* The task *
Check each line of the material. Copy those containing "disabled".
Start of Block
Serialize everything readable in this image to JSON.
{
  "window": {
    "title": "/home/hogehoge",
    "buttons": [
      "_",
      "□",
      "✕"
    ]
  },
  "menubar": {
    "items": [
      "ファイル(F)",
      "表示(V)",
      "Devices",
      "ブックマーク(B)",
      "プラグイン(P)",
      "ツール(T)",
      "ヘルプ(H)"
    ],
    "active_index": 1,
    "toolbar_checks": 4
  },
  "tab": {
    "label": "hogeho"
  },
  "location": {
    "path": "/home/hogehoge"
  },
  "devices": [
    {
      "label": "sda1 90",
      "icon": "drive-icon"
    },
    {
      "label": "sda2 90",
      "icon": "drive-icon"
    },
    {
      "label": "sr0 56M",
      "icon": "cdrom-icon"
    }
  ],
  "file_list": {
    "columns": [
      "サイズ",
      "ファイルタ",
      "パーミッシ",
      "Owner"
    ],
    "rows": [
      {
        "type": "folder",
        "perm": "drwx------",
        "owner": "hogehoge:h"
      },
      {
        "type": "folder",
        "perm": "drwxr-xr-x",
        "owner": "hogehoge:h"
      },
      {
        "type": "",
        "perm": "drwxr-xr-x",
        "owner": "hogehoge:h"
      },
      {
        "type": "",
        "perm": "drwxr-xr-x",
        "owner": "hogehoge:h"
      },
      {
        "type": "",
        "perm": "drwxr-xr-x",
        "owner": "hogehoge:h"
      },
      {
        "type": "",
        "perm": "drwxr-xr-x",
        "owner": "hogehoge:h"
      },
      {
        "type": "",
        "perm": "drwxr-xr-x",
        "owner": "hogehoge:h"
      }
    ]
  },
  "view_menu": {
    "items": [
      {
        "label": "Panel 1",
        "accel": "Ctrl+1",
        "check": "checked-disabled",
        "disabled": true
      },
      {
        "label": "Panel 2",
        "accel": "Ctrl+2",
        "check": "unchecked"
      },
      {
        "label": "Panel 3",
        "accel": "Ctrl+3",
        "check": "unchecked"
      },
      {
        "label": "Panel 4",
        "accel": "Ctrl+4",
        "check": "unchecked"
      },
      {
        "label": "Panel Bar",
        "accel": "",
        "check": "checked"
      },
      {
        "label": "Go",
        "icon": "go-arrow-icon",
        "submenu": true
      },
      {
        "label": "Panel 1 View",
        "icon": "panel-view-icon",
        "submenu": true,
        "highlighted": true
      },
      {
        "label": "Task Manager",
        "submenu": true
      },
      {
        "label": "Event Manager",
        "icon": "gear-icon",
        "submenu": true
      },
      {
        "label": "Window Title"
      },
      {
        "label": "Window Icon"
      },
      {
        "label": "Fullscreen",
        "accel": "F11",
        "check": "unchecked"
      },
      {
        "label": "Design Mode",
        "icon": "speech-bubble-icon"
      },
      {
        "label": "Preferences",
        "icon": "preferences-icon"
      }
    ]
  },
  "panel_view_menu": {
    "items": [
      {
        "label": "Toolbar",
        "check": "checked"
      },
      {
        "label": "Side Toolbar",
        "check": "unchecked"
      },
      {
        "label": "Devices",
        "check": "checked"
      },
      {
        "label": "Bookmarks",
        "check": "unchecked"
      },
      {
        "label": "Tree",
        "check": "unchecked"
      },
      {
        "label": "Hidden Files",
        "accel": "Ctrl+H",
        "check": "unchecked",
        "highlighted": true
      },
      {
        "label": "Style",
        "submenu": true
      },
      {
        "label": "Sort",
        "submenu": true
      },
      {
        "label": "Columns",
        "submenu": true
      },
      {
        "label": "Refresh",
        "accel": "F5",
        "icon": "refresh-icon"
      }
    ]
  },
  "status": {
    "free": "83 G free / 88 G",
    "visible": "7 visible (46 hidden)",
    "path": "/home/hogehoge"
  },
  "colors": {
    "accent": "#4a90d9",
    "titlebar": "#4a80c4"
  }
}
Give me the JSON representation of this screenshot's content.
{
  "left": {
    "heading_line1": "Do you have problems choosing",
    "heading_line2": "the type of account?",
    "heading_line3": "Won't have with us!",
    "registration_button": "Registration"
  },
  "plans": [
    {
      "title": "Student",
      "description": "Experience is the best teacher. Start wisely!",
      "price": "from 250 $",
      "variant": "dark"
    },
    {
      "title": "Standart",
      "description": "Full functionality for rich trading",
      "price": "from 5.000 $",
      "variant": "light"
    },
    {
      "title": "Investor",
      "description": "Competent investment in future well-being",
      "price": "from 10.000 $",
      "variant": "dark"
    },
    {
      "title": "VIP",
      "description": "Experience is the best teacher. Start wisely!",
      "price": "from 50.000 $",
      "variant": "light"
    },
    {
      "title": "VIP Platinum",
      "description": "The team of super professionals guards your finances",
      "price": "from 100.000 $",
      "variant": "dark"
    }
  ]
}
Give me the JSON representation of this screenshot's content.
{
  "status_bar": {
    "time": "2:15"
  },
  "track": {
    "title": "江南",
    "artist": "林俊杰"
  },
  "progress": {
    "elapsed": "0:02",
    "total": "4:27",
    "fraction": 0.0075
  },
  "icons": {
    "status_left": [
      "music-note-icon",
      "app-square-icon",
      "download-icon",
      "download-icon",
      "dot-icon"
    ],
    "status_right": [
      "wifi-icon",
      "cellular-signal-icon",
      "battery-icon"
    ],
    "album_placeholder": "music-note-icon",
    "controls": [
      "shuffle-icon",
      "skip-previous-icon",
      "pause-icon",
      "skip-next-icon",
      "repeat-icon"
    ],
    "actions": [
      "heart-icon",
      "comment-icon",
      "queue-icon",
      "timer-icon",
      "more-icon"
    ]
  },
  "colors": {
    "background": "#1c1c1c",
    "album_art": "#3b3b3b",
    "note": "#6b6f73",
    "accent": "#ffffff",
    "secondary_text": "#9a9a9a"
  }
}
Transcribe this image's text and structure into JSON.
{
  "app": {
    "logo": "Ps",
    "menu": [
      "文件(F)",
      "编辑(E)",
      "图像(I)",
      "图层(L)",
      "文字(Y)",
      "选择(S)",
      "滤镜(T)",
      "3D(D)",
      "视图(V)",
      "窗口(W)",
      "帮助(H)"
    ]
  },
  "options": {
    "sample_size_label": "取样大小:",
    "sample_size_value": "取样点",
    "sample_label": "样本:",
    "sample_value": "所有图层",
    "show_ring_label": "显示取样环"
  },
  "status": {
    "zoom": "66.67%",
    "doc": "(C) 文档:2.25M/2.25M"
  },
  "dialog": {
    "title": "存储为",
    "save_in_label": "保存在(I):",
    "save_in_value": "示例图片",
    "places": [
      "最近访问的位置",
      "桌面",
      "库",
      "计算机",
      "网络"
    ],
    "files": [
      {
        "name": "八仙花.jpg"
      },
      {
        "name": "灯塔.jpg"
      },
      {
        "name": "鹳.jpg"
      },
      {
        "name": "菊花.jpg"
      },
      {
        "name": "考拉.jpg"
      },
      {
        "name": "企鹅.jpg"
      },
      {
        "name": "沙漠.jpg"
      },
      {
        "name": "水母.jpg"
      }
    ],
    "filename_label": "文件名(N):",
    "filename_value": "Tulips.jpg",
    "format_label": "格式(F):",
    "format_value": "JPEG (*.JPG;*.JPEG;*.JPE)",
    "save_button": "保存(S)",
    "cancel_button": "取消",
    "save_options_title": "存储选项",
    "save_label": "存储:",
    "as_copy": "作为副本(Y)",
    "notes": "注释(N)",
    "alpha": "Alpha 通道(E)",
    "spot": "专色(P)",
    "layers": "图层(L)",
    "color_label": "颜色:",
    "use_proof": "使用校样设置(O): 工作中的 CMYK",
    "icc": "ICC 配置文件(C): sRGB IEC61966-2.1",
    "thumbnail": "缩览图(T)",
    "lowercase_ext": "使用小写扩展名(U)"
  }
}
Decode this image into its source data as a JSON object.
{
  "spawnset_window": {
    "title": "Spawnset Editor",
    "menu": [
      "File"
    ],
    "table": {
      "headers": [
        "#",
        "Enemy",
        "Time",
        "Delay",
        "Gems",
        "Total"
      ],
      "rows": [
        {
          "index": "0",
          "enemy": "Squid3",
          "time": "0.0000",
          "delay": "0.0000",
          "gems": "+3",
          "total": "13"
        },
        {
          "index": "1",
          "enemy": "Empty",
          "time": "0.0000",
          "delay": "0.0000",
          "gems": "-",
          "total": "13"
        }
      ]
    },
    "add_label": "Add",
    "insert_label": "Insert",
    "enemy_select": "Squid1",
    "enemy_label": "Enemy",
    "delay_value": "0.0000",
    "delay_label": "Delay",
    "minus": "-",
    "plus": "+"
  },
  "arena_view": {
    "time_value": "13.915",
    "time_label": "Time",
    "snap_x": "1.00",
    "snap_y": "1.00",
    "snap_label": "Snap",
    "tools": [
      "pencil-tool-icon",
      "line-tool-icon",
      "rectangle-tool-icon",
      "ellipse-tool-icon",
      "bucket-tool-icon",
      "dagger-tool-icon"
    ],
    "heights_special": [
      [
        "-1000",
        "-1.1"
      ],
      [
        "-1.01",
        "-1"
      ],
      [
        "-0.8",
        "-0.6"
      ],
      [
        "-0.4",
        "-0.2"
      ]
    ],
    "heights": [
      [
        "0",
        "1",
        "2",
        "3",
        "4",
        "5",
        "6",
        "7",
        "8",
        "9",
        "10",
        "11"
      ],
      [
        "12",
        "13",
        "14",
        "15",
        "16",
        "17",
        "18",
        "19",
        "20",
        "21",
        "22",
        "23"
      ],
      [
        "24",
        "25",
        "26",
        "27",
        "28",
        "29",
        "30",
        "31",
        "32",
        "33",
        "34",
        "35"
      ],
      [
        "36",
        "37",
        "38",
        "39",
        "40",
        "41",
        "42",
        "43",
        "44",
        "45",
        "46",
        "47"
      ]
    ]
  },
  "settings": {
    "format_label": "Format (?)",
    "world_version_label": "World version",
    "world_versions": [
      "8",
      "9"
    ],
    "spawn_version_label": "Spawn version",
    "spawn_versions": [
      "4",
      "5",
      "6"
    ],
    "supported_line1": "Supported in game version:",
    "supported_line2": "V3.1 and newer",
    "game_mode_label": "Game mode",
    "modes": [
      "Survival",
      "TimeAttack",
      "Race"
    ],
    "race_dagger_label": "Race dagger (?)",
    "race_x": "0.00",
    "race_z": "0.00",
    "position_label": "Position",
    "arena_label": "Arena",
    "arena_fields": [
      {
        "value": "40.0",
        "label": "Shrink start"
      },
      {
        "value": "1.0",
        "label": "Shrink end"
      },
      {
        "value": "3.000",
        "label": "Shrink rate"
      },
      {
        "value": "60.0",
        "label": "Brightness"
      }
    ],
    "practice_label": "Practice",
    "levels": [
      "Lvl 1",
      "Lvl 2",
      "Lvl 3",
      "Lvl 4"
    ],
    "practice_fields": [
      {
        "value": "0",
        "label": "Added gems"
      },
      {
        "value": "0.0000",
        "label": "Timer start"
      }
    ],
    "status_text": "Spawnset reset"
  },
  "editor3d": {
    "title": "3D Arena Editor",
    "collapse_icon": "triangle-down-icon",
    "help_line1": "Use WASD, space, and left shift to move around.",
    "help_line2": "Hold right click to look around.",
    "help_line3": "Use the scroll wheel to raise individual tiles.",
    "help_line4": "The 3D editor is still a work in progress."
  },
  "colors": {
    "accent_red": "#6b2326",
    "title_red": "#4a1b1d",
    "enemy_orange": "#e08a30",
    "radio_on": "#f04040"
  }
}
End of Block
* Result *
        "check": "checked-disabled",
        "disabled": true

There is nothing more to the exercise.